(Material provided)
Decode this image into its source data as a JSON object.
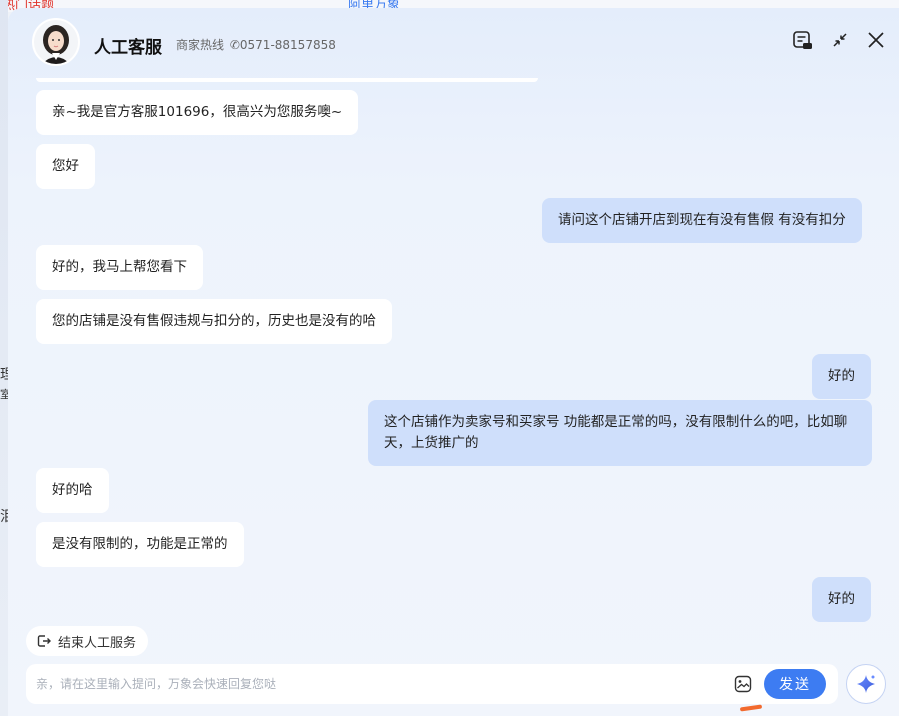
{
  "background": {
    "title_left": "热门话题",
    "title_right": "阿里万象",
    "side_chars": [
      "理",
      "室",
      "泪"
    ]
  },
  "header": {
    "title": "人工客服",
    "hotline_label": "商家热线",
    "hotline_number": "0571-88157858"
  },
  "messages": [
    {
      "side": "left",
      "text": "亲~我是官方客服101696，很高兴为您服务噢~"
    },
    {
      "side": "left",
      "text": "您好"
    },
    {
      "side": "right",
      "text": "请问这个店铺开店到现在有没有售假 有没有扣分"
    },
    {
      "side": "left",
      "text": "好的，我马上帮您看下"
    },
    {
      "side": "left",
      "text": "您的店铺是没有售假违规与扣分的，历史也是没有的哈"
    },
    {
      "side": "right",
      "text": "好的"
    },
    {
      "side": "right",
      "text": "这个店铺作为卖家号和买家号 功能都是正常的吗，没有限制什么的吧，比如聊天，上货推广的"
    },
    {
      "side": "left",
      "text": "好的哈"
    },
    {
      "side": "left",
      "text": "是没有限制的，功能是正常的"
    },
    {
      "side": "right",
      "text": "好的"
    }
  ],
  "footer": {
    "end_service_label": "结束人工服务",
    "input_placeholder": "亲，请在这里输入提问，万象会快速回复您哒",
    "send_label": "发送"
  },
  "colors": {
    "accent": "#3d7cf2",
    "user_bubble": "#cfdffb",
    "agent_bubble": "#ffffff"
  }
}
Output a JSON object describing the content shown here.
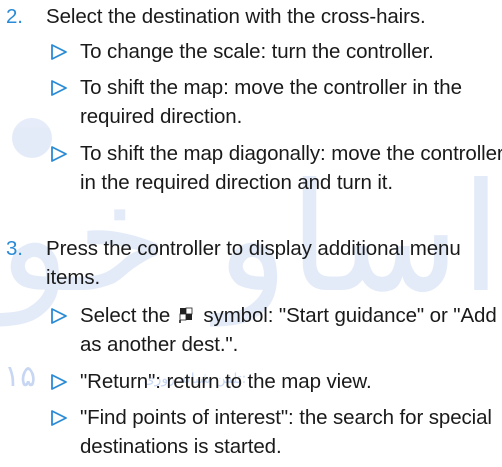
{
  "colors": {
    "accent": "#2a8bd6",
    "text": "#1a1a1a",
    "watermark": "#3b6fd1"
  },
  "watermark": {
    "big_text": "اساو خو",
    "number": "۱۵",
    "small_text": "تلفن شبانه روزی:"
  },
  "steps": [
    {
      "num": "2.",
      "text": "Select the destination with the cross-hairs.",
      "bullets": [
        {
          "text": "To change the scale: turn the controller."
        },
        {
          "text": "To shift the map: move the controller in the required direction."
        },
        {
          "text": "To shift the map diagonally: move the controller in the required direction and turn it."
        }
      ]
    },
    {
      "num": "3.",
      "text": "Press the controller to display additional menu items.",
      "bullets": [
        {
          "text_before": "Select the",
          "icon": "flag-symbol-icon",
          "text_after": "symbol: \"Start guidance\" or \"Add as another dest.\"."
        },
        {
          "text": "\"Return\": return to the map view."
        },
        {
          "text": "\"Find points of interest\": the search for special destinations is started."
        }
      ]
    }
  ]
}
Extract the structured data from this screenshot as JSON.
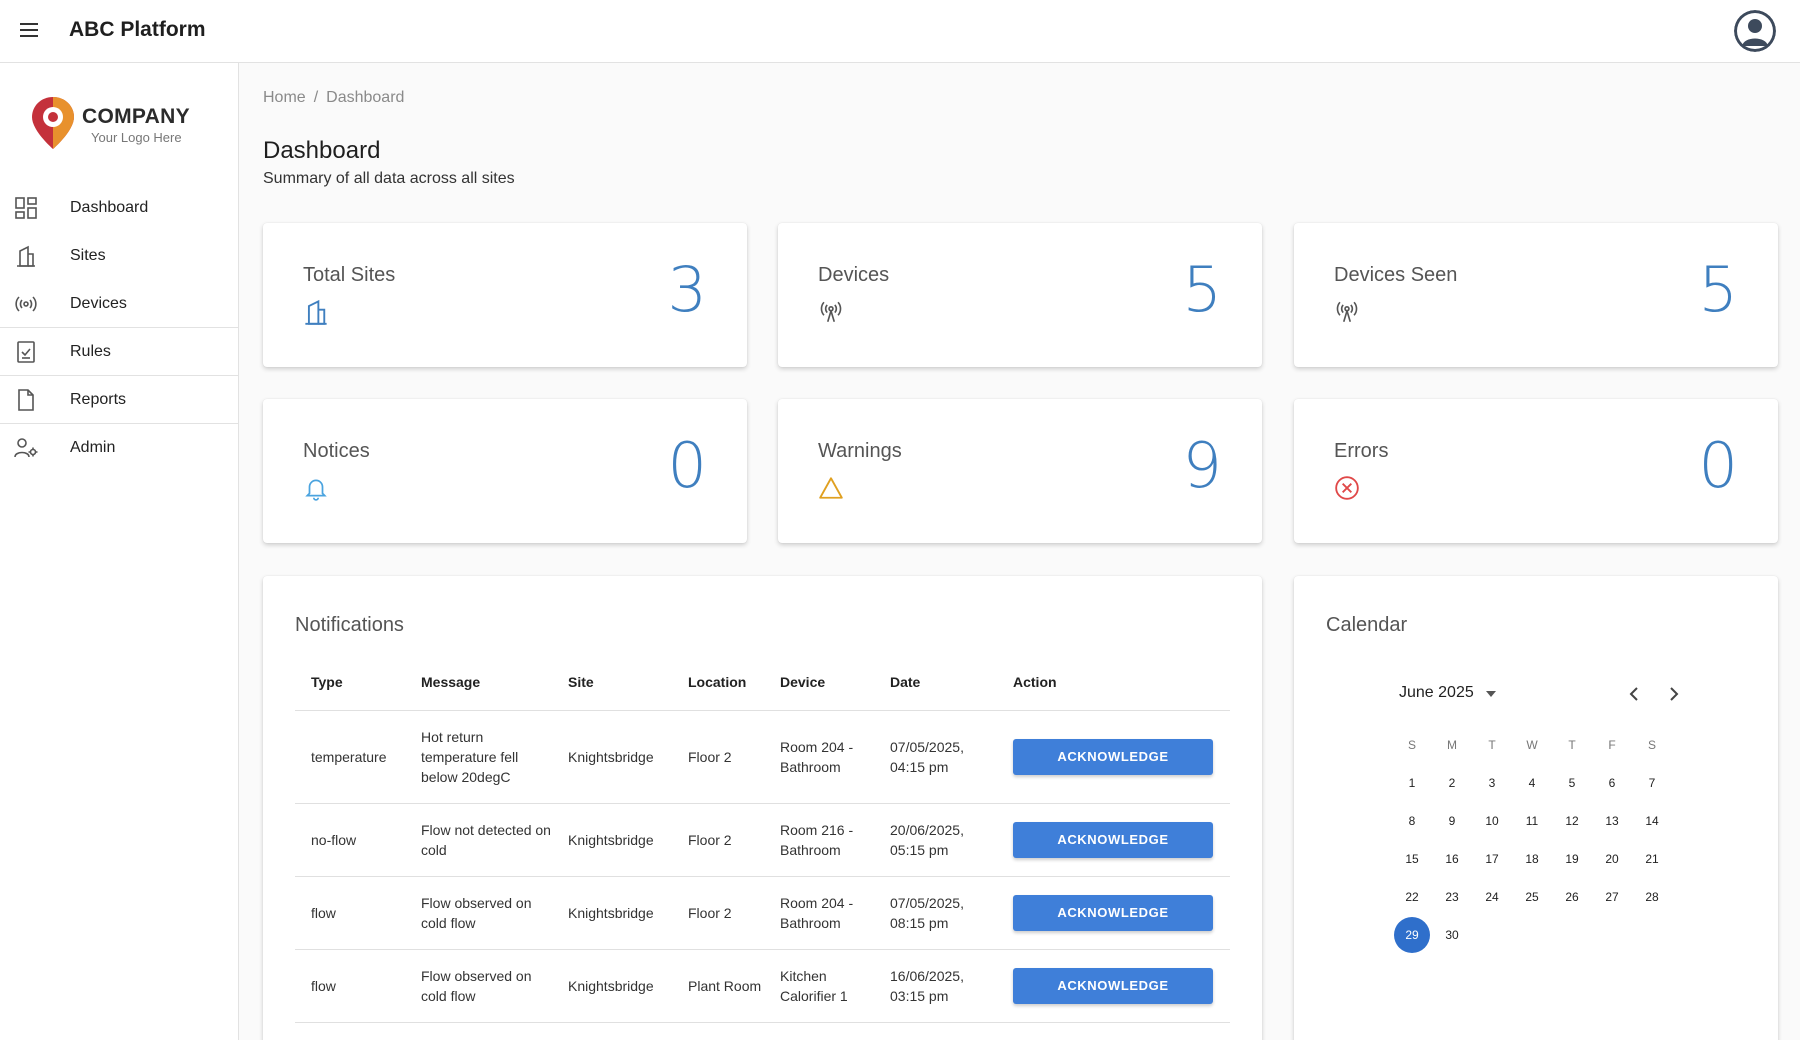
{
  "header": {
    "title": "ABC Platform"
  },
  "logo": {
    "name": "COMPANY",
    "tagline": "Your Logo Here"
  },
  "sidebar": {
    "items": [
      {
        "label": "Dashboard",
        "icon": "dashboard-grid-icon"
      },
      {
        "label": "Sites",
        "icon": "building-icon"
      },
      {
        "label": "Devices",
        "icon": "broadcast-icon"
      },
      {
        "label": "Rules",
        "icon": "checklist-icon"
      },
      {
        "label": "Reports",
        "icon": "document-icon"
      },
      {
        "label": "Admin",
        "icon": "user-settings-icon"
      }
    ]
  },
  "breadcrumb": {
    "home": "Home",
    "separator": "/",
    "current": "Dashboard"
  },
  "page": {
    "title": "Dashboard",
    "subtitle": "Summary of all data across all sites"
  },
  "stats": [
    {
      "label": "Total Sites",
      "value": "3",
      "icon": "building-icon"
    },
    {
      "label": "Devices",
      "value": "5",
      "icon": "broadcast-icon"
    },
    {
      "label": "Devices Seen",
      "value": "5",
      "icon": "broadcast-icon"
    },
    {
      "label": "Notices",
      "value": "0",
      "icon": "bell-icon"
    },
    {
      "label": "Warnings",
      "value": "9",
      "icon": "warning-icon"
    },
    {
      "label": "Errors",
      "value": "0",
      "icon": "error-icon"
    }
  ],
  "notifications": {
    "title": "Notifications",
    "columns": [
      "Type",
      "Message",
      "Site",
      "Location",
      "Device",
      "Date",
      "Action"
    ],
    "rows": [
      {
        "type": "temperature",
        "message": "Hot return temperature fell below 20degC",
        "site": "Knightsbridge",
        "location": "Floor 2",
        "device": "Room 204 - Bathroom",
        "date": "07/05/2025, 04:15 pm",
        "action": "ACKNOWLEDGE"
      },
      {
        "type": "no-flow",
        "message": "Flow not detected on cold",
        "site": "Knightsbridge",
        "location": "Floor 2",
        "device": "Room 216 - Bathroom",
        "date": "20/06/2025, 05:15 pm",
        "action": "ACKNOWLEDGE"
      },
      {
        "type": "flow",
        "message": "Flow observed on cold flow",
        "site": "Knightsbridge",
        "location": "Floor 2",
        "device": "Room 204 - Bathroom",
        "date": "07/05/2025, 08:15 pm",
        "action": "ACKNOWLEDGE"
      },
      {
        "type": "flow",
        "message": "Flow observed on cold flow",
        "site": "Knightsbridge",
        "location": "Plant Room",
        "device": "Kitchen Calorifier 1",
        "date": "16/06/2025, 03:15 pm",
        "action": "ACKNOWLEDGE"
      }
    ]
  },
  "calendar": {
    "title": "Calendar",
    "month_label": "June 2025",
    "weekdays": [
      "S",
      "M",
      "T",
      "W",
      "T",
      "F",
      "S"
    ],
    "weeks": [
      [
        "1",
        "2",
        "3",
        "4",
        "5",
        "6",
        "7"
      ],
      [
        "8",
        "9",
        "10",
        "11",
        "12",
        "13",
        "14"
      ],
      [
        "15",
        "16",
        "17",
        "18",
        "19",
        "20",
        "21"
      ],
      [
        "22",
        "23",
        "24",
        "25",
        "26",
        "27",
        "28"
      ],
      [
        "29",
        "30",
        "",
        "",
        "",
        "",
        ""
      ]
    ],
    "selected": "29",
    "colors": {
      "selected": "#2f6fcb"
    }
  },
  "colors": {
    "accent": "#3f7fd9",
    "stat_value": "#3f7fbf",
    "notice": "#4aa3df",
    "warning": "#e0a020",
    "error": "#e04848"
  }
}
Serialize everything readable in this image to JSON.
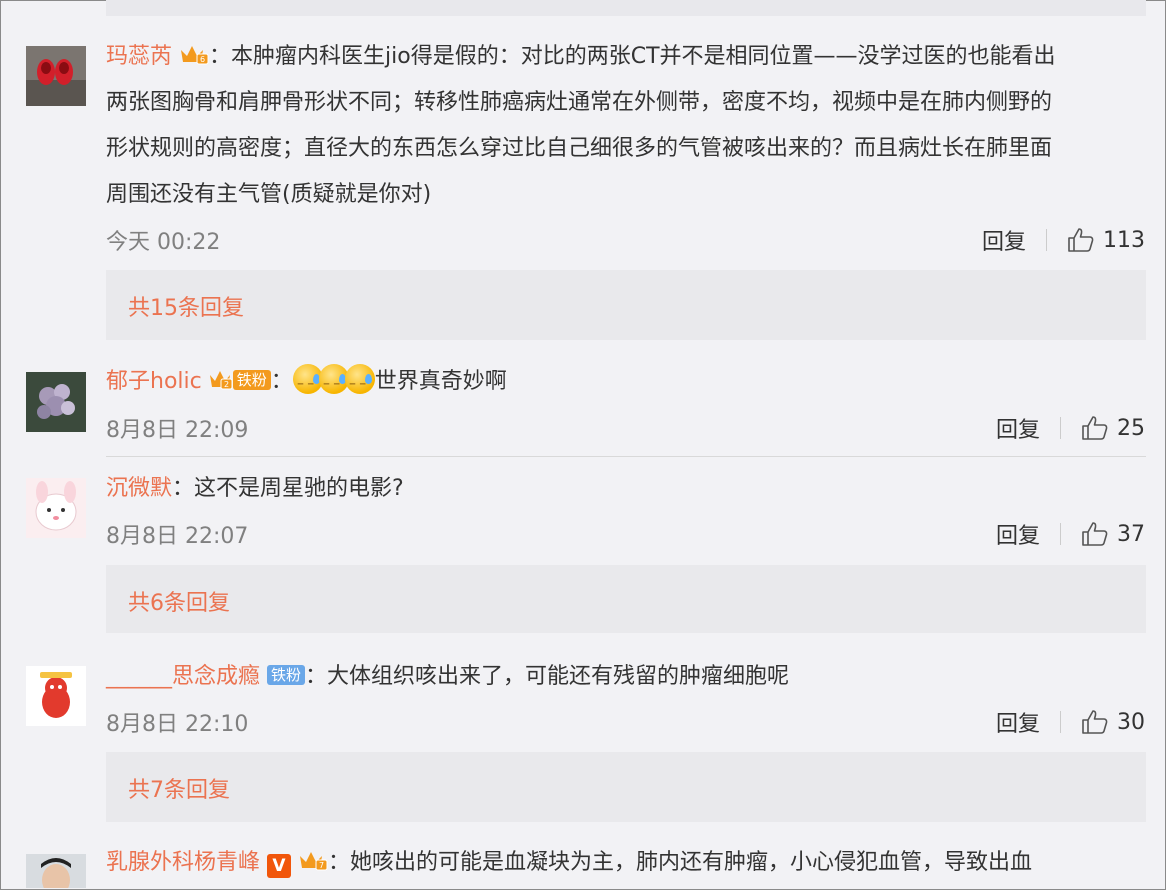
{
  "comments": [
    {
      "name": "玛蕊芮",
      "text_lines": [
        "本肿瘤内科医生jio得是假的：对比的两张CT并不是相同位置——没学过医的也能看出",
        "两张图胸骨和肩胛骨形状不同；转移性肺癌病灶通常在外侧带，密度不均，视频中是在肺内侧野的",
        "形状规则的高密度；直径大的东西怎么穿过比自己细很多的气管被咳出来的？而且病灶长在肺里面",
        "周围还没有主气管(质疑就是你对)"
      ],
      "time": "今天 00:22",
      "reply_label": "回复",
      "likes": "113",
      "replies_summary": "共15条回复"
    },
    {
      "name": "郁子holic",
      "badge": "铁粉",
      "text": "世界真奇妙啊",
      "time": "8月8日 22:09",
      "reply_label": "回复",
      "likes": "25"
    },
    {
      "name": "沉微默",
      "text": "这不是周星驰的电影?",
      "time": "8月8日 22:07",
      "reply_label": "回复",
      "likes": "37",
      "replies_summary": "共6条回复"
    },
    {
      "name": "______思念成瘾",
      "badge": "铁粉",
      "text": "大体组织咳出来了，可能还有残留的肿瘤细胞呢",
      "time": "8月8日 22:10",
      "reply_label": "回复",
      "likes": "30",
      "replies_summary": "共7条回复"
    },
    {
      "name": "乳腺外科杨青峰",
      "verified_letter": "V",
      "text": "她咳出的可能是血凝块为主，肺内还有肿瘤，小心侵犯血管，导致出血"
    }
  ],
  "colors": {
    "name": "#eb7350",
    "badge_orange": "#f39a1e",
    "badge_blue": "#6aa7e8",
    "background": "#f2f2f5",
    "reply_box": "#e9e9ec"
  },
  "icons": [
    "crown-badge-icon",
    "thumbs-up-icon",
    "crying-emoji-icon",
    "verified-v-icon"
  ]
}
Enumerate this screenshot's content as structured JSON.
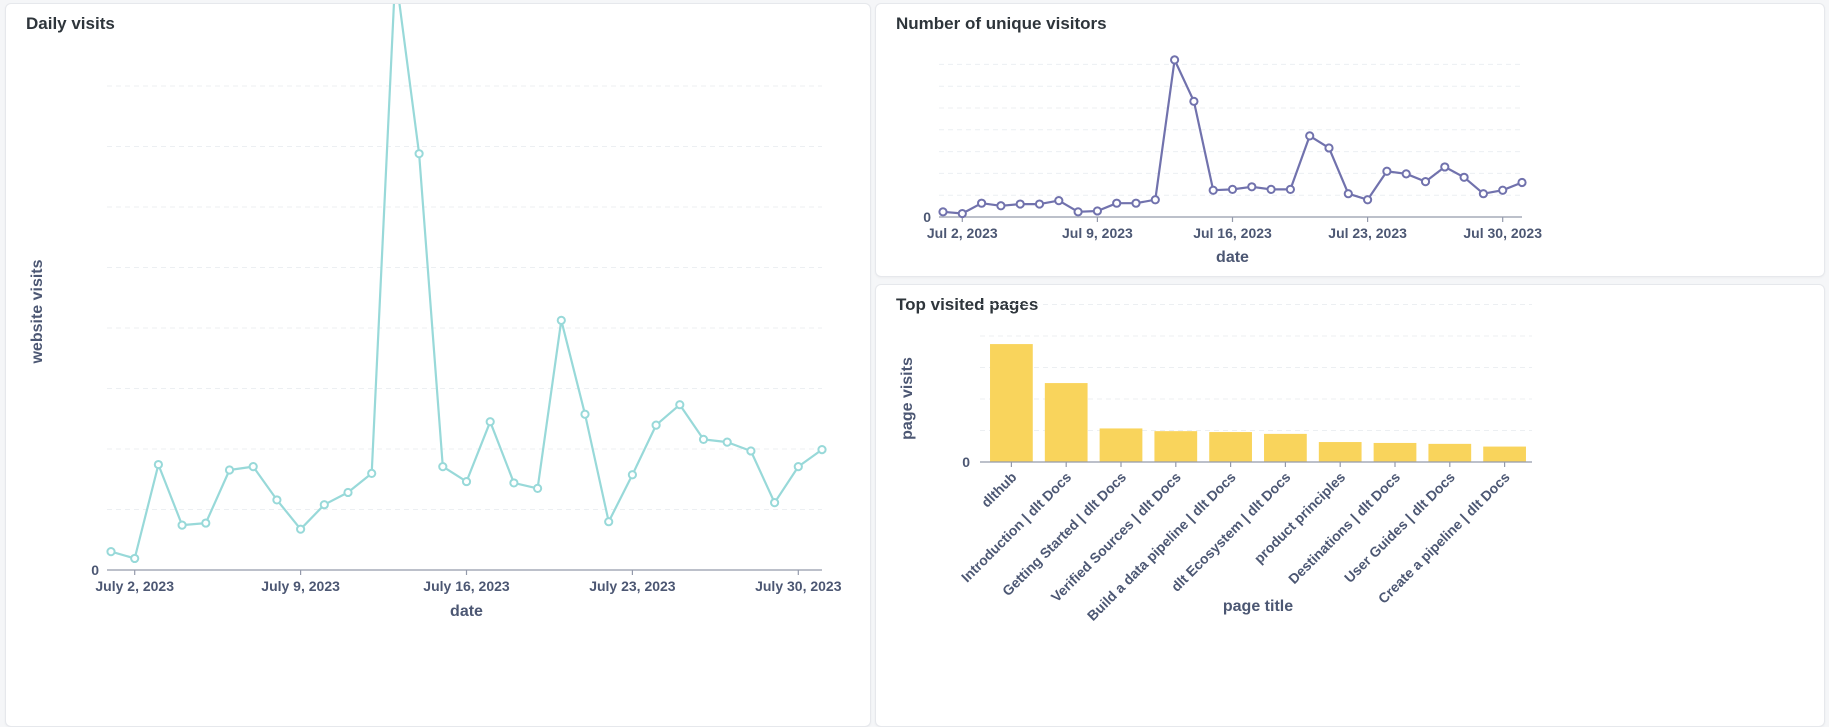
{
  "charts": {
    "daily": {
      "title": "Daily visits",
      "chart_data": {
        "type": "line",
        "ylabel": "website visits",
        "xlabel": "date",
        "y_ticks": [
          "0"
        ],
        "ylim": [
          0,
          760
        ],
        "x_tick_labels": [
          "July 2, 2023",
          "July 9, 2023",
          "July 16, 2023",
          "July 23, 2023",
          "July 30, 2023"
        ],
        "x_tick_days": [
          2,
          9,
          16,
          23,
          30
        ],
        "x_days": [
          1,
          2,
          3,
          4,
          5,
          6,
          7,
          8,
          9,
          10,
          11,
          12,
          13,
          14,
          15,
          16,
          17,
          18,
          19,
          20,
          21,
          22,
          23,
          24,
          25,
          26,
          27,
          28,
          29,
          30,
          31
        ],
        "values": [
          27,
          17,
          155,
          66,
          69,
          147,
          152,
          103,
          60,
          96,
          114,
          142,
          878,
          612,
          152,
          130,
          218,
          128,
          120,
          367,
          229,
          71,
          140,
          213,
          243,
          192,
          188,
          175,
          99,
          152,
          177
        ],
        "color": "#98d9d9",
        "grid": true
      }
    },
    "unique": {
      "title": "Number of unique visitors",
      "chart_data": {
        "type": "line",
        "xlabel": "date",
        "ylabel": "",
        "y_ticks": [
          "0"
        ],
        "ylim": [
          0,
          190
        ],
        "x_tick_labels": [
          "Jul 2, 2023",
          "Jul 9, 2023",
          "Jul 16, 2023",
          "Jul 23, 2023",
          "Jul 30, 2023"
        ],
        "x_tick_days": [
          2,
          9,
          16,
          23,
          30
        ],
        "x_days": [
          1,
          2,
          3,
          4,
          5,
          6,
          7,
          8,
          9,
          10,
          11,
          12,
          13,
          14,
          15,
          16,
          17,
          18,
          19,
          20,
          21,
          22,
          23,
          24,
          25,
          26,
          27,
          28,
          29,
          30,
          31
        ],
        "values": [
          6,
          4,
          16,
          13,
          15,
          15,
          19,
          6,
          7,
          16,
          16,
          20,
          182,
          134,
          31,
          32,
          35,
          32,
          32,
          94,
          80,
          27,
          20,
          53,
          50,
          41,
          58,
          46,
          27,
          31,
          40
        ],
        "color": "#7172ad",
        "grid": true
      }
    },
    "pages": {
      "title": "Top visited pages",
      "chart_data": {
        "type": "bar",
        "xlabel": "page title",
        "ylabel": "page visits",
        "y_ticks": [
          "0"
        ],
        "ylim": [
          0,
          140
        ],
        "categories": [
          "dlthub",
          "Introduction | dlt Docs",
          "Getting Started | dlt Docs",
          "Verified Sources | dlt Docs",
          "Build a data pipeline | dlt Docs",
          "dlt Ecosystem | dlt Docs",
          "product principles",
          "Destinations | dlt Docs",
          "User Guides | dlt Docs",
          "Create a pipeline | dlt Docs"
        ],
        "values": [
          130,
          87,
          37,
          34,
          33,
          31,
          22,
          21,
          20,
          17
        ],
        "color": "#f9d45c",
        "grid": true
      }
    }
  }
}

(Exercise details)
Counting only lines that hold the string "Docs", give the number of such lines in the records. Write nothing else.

(Exercise result)
8